Hippocampus reidi (Long-snouted Seahorse)

After many years of debate over the past years, scientists have decided that the seahorse falls under the category fish.

They have a swim bladder to control buoyancy and have gills which they use to breathe through. Their interlocking plates, found on the outside of the body covers a spine which is made of bone. Seahorses have four fins, one at the base of the tail, one under the belly and one sits behind each cheek, they do not have tail fins.

They prefer to spend the day resting, sometimes staying attached to coral or seaweed for several days. They are classed as fish, but are very poor swimmers indeed. Movement consists of going up and down, forward or backward, but they do not move quickly. They can beat their fins extremely quickly, up to 50 times a second.

Around the world there are 53 know species of Seahorses, ranging from under 1 inch, to 14 inches long. They are difficult to spot and blend in well with their surroundings, using their prehensile tail to hang on to objects and keep very still.

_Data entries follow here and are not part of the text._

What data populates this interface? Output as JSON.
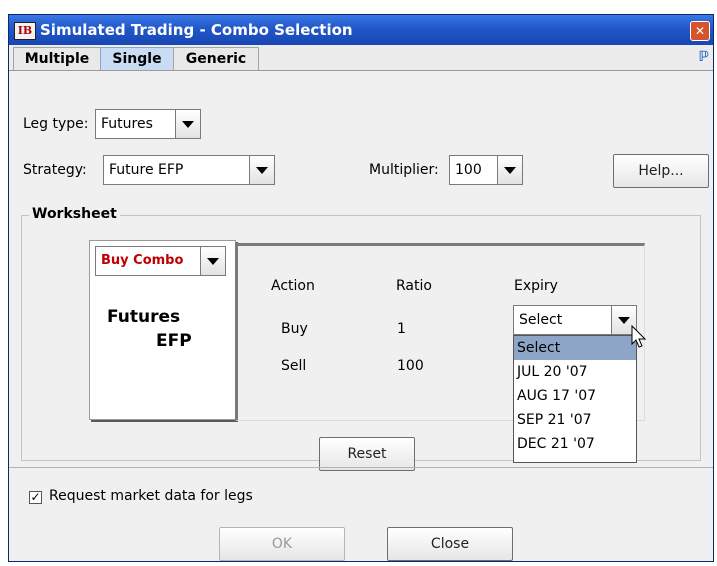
{
  "window": {
    "title": "Simulated Trading - Combo Selection",
    "icon_text": "IB"
  },
  "tabs": [
    "Multiple",
    "Single",
    "Generic"
  ],
  "active_tab": "Single",
  "leg_type": {
    "label": "Leg type:",
    "value": "Futures"
  },
  "strategy": {
    "label": "Strategy:",
    "value": "Future EFP"
  },
  "multiplier": {
    "label": "Multiplier:",
    "value": "100"
  },
  "help_button": "Help...",
  "worksheet": {
    "title": "Worksheet",
    "combo_action": "Buy Combo",
    "combo_name_line1": "Futures",
    "combo_name_line2": "EFP",
    "columns": [
      "Action",
      "Ratio",
      "Expiry"
    ],
    "rows": [
      {
        "action": "Buy",
        "ratio": "1"
      },
      {
        "action": "Sell",
        "ratio": "100"
      }
    ],
    "expiry_value": "Select",
    "expiry_options": [
      "Select",
      "JUL 20 '07",
      "AUG 17 '07",
      "SEP 21 '07",
      "DEC 21 '07"
    ],
    "reset_button": "Reset"
  },
  "request_market_data": {
    "label": "Request market data for legs",
    "checked": true
  },
  "ok_button": "OK",
  "close_button": "Close",
  "colors": {
    "title_bar": "#2157c9",
    "combo_action_text": "#c00000",
    "active_tab": "#c9dcf3",
    "dropdown_selection": "#8da6c8"
  }
}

They are constant eaters, feeding on plankton and small crustaceans. The constant urge to eat comes from the fact that they do not have a stomach, food passes straight through the body, quickly. They do not have teeth, instead they suck in food and swallow it whole. According to the seahorse trust, an adult seahorse will eat 30-50 times daily, baby seahorses consume 3,000 pieces of food daily.


Many seahorses are monogamous, at least during a single breeding season. They perform a courtship dance, which leads to entwine their tails and change colour. It was presumed that seahorses mate for life, but this seems to be proving untrue.

Male seahorses become pregnant, they carry the eggs which have been inserted by the female into his brood pouch. Gestation takes several weeks. When giving birth the young will be released over a period of minutes or hours into the water, the babies are miniature versions of their parents.

Seahorses are sadly on the decline. They are still been used in traditional medicine in Asia, some are kept in Aquariums which are harvested from the wild. Destruction to habitat, pollution of the ocean waters and worse still, they are being exploited to sell as souvenirs.

Help to protect these venerable species by not buying them or using them in aquariums. Whilst diving; do not harass them, pick them up or cause them undue stress. They only have a short life span of 1-4 years, so we must take care of them.